Sunday, April 25, 2010

Investigating the Use of Role Play Training to Improve the Communication Skills of IS Professionals: Some Empirical Evidence

Mark Frolick, the author of this article from The Journal of Computer Information Systems, looks at the effectiveness of the role play exercise for the communication skill improvement of Information Systems (IS) professionals. Role play is an active learning technique that creates a training situation in which the interpersonal interactions and communication flow characteristics of the real world can be accurately reflected.

The study consisted of 93 role play exercises aiming to improve the two dimensions of communication skills, content and process related skills, which were conducted among 92 graduate students enrolled in systems analysis and design courses between 1998 and 2000. It looked at two questions: How fast can role play exercises generate measurable results? and Does the incremental improvement in communication skills between role play exercises decrease over time?
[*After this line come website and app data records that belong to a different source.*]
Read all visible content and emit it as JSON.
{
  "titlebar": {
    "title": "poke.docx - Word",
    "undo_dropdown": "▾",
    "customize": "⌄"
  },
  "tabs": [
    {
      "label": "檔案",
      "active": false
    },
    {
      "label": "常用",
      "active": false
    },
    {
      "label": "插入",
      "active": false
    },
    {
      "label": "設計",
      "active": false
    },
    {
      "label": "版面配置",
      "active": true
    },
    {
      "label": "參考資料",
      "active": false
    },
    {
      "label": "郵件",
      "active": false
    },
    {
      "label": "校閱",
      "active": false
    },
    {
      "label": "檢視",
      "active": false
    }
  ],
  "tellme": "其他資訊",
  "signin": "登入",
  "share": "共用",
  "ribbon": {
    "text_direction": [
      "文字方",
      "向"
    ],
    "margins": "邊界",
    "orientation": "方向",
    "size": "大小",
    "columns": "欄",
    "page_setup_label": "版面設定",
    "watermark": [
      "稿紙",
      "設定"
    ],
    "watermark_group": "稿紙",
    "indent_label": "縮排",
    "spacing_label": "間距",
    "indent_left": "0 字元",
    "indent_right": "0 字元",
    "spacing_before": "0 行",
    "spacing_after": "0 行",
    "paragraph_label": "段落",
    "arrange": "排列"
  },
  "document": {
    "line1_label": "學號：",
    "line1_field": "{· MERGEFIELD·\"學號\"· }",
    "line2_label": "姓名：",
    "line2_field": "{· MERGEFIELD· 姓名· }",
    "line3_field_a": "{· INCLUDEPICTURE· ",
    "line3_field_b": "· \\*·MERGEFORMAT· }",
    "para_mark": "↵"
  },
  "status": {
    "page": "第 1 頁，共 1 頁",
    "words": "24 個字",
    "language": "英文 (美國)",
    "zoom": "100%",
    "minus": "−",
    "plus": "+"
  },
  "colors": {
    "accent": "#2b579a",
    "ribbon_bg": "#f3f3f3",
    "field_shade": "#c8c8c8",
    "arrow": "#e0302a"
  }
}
Each group was given 5 minutes to prepare a scenario, which was then acted out. Fellow students acted as judges and rated the participants in terms of effective communication in both content and process. Each student participated in 3 role-playing exercises about 4 weeks apart.

The analysis of the data suggests role play is a viable training method that can yield measurable results of communication skill improvement. The content and process related skills of the participants improved consistently over the three role play exercises on average. Incremental improvement decreases as more role play exercises were conducted, which is consistent with learning curve theory.

  • rapidly and effectively improve the communication skills of trainees
  • participants become more involved in the training
  • participants have a better overview of problems and can foresee what possible solutions exist and why
  • allows participants to experiment with various strategies without real consequences, allowing them to express their opinion freely
  • enhance self-confidence of participants
  • participants may become apathetic to role play exercises over time
  • role play exercises are challenging to devise
  • puts individuals on the spot, which might lead participants to resist


  1. What a great idea. It's also important to factor in different communication styles. There is a direct relationship between communication skills and styles. offers a framework for communication styles.
    Thanks. Interesting post.

  2. I can offer anecdotal evidence here. RPing a Joint-application-design and other requirements gathering workshops is a common practice in the data modelling class I taught.

    It's quite effective.